Search the data for the word "this" and copy out every line that has it.
══ Given records
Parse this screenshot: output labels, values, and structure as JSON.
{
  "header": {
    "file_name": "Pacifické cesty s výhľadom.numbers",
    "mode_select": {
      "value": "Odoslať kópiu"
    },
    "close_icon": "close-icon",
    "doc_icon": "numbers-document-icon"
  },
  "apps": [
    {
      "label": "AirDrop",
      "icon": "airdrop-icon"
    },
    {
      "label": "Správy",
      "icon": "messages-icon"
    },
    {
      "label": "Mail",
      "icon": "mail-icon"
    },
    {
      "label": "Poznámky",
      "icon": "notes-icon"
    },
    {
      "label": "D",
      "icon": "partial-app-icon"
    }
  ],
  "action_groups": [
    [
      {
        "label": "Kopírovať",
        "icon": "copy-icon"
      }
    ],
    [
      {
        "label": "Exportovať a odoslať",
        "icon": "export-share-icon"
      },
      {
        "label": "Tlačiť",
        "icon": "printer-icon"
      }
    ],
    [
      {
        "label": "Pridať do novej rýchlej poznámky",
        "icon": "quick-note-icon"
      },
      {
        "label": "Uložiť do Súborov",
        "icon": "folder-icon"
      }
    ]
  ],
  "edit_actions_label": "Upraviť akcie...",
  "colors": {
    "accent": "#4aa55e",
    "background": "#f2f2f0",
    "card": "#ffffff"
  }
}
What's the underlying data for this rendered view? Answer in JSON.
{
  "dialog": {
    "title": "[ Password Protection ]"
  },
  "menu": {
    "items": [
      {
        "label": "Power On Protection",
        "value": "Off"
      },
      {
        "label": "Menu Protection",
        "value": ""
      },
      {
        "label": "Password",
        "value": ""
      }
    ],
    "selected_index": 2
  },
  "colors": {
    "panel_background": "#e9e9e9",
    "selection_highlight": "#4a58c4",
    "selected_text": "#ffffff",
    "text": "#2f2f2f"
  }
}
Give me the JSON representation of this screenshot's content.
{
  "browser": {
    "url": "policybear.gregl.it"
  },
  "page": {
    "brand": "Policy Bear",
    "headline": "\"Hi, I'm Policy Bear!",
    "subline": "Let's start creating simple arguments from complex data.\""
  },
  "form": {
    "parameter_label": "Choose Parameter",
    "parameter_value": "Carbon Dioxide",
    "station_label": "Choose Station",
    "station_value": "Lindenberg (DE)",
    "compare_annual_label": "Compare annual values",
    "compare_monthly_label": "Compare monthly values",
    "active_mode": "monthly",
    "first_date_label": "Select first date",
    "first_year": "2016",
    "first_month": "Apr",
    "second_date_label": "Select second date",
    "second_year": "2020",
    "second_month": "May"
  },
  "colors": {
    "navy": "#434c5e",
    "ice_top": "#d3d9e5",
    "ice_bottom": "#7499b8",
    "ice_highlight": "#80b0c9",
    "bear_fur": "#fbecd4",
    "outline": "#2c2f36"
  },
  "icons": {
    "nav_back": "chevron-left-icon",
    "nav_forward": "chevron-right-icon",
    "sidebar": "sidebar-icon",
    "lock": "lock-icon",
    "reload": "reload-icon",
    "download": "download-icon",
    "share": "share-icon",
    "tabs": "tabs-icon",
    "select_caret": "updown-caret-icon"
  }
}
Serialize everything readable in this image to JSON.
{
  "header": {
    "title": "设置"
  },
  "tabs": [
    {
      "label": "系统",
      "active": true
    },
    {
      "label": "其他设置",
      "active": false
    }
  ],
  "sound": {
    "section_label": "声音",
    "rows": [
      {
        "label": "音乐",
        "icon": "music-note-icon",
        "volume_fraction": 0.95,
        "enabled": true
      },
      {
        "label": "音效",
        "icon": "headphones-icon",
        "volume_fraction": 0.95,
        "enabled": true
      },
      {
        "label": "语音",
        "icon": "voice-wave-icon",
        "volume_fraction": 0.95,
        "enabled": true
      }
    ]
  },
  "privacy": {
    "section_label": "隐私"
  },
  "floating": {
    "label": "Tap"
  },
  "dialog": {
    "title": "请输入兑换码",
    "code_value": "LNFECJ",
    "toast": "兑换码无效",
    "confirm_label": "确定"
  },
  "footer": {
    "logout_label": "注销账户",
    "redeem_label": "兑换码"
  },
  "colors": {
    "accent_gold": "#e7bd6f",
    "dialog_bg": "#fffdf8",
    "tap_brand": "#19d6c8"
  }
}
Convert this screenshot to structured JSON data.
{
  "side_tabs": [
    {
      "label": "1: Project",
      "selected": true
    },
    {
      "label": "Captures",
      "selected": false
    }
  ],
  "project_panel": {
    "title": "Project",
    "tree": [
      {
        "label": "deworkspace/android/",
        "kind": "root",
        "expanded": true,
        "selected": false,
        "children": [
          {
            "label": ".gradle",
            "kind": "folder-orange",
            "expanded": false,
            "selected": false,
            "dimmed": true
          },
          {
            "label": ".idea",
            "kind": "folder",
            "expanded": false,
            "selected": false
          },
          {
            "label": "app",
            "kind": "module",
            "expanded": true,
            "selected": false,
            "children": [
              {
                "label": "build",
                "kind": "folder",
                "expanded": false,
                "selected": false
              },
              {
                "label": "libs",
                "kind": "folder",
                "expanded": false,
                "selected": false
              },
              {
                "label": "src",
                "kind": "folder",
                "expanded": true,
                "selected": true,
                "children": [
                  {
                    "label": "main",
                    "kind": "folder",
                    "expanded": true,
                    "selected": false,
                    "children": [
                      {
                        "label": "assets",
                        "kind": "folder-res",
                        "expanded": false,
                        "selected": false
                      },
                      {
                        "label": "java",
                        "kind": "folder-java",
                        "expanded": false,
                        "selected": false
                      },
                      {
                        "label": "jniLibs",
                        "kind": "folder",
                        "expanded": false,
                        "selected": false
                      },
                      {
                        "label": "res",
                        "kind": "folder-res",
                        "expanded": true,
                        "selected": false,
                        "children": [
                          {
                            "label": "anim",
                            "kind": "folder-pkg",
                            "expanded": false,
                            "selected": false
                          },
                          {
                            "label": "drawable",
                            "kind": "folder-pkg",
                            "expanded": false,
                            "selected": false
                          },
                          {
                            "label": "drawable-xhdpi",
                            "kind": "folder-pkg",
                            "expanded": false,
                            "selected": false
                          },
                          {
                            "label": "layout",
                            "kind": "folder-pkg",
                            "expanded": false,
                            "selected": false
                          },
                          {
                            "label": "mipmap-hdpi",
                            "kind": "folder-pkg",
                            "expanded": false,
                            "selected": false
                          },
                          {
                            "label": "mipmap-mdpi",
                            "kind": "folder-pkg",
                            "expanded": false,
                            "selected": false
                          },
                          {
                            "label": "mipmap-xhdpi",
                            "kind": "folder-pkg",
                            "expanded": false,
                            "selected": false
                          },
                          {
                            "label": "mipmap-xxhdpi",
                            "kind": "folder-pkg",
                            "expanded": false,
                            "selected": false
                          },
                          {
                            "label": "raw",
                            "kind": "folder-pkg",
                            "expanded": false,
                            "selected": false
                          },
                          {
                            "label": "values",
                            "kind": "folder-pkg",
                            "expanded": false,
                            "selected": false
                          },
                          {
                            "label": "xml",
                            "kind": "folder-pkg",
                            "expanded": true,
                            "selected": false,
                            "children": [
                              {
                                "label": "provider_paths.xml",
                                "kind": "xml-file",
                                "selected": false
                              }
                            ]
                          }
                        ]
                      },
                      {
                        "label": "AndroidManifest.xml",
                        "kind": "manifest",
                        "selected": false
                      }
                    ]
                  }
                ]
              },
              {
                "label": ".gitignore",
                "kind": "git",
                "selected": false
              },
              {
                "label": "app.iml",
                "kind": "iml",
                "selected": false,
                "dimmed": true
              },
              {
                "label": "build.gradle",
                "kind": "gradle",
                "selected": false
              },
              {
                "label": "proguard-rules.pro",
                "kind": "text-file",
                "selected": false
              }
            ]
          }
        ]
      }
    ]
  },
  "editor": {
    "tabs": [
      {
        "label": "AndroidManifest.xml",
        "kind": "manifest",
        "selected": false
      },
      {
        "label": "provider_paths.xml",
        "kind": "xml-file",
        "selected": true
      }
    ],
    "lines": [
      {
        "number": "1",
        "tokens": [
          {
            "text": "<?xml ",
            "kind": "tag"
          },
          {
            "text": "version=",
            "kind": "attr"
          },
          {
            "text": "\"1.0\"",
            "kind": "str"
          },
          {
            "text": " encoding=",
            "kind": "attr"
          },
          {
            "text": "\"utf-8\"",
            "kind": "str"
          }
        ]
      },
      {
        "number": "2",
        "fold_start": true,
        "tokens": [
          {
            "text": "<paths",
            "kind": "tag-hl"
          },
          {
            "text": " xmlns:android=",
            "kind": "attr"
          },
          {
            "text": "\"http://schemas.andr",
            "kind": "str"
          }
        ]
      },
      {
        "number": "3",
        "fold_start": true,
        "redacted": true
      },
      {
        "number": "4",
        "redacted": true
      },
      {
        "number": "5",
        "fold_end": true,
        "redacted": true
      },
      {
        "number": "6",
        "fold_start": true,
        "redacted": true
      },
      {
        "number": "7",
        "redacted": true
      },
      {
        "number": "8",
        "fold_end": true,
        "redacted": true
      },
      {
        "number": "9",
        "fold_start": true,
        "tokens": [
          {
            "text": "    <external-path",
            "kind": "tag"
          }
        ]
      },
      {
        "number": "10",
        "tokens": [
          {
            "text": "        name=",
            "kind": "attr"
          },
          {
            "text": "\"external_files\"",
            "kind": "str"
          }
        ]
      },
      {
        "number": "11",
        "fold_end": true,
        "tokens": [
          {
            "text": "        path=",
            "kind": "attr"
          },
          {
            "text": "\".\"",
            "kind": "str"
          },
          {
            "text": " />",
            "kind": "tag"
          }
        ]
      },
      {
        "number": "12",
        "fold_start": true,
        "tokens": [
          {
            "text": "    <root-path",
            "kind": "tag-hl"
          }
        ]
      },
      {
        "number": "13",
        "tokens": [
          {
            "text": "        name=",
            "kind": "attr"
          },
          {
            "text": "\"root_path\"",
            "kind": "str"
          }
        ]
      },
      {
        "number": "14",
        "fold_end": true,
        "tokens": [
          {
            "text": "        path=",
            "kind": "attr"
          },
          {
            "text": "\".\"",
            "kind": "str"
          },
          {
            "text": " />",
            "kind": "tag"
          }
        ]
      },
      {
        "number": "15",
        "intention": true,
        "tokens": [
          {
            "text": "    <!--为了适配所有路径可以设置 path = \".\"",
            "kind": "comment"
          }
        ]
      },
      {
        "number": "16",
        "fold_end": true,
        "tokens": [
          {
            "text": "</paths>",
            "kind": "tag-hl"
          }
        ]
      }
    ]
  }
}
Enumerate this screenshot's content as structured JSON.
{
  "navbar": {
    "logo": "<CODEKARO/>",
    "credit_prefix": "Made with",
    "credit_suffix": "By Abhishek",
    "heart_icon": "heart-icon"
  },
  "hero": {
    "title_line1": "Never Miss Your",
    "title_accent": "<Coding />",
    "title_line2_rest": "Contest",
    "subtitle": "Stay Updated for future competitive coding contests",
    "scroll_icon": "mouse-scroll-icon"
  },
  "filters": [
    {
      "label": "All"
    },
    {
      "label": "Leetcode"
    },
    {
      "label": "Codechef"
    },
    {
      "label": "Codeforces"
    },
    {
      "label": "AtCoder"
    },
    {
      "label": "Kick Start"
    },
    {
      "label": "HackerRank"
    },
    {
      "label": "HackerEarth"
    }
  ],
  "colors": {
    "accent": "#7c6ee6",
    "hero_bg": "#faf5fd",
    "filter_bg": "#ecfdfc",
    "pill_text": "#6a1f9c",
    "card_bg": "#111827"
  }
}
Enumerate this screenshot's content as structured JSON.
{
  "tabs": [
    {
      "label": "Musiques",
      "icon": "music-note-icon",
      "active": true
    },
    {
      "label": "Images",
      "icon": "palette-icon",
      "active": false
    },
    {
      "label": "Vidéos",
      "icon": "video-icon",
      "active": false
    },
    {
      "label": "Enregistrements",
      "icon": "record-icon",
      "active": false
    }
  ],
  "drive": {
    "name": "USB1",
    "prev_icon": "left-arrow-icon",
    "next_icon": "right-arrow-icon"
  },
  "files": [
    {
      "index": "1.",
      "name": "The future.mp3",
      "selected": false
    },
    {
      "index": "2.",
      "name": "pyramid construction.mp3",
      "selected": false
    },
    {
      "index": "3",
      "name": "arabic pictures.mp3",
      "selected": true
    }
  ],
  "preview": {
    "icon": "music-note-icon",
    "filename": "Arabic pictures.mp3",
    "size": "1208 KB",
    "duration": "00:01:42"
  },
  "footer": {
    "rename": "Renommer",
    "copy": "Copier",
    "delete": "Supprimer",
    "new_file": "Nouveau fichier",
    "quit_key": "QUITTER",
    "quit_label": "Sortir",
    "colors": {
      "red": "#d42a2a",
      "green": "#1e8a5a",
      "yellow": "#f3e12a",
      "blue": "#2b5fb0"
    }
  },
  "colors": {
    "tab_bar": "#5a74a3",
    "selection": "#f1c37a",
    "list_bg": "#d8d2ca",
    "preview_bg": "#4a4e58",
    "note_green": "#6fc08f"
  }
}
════
• **The answer**
Parse this screenshot: output labels, values, and structure as JSON.
What's the underlying data for this rendered view? Answer in JSON.
Give me the JSON representation of this screenshot's content.
Serialize everything readable in this image to JSON.
Convert this screenshot to structured JSON data.
Enumerate this screenshot's content as structured JSON.
Enumerate this screenshot's content as structured JSON.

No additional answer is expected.